This section of LMC3403: Technical Communication is organized around the ideas of community, sustainability, and place-making through an initiative called “The Ray,” a sustainable highway that spans 18 miles along I-85 in West Point and LaGrange, Georgia. The highway currently hosts a solarpowered electric vehicle charging station, a tire safety check station, solar-paved roads, bioswales, right-of-way farming, and pollinator gardens and has plans to expand its sustainable technologies to solar shields, right-of-way solar panels, drones, and more.
This is a content oriented language course that investigates current topic under discussion across Russian culture and media. We will consider Russia’s place in a globalizing world and how its imperial and Soviet pasts and geography shape its current development, addressing problems of gender and social equality and environmental issues in particular. As we do so, we will cover the major components of the first semester of the third-year Russian language curriculum.
This course introduces students to the history, theory and practice of international development. Students will examine the different meanings and objectives of global development, paying particular attention to economic growth, poverty alleviation, inequality reduction, capability enhancement, the defense of human rights and sustainability.
I am in conversation with CARE/Counseling Center to devise materials that could extend these tools beyond the classroom and into the broader Georgia Tech student community. In addition, I intend reach out to a new community partner to explore how we might address the inequalities of mental health and self-care for people of color. I would like to invite the Atlanta-based art-activist group “The Nap Ministry” to give a workshop to the class.
The core objective of the Principles of Macroeconomics course is to familiarize students with how policy makers at the Federal level are thinking about the national economy, its health, the inevitable booms and busts, and what needs to be done to mediate the volatility of business cycle fluctuations.
This course asks how selected educational theories can inform tangible media design to support informed action on environmental challenges. We will ask how to use such approaches to support creativity, engagement, and education on issues such as pollution, waste, and recycling. The goal is to combine physical computing and material design as applied educational technologies to educate and activate response to specific environmental challenges. We will focus on challenges on the Georgia Tech campus and problems we face every day as students or staff.

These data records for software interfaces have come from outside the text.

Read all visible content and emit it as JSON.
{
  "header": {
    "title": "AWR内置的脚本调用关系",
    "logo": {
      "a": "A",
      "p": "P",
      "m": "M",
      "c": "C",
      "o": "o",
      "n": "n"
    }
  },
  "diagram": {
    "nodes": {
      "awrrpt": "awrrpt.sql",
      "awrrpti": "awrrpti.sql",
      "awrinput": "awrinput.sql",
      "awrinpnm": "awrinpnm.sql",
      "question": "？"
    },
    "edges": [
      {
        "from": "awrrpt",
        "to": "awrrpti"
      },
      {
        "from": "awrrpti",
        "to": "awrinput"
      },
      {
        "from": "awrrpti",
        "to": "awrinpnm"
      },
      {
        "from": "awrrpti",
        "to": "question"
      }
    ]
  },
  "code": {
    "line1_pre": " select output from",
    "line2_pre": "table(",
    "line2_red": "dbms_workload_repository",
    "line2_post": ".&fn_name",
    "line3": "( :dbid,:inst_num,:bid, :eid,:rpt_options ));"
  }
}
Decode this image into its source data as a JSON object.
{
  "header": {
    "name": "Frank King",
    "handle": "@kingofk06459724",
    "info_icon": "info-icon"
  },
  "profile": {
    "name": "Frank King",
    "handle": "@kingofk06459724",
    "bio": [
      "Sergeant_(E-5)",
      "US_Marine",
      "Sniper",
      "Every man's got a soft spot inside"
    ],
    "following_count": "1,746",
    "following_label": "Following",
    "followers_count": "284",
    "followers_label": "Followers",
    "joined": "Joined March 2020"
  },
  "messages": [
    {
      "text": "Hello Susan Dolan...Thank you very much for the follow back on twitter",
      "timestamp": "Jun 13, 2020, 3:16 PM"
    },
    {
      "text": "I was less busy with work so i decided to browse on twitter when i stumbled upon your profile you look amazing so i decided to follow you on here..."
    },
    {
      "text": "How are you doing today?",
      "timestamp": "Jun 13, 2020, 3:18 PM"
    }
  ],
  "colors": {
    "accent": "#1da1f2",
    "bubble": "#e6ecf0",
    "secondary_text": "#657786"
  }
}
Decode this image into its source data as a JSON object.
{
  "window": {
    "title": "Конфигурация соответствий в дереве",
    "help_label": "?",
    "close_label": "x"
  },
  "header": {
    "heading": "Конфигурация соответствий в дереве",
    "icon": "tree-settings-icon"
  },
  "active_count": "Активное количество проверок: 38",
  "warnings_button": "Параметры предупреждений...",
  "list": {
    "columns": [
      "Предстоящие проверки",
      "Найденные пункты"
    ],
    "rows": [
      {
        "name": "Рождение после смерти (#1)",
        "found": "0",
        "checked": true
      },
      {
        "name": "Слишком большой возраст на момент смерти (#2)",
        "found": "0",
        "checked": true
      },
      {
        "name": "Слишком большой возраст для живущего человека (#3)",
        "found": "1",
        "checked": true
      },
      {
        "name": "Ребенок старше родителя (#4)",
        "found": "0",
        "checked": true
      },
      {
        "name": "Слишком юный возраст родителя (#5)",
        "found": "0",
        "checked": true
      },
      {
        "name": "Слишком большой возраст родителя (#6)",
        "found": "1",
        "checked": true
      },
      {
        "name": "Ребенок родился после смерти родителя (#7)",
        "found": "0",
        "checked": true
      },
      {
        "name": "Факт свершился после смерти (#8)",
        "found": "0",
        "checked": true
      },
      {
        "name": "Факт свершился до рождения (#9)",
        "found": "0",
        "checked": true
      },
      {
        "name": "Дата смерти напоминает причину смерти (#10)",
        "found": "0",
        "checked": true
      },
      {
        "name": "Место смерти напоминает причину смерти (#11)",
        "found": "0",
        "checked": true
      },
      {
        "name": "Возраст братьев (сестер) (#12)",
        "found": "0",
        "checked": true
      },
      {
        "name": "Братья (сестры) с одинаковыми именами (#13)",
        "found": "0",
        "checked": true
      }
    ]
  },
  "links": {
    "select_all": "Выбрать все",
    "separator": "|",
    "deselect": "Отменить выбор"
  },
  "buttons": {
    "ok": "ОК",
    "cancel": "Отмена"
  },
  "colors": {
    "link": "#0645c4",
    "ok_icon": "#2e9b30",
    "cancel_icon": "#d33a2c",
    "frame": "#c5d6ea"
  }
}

Storytelling and Social Change: Russian Literature, Film, and Ethnography
This course investigates the form and contexts of Russian prose, film, and documentary storytelling that challenges norms and seeks social change. Authors will include Tolstoy, Chekhov, Zoshchenko, Tokareva, and Ulitskaya among others. We will also work with Soviet and contemporary films, and ethnographic media, considering through these various forms why storytelling endures as a medium for transforming people and environments.
What new cultures of computing are needed for the Anthropocene? How can we re-design the invention, consumption, and use of computing amid climate change? What are responsible futures of computing in times of environmental upheaval? In this project studio course, we will draw on methods and theories from design, art, the humanities and social sciences to critically re-imagine computing in the Anthropocene.
The Shape of the City: Gentrification and Culture in Atlanta and America
Gentrification—the economic and cultural “revitalization” of American cities--has been, for better or worse, the defining feature of urban life in the twentyfirst century. As late as the 1990s, the “inner city” was often portrayed in journalism and popular culture as a decaying, crime-ridden ghetto; now it is often seen as a booming, culturally vibrant, economically desirable playground for hipsters and creatives—at least those who can afford it. How did this happen? Is it good or bad? Can gentrification go on forever?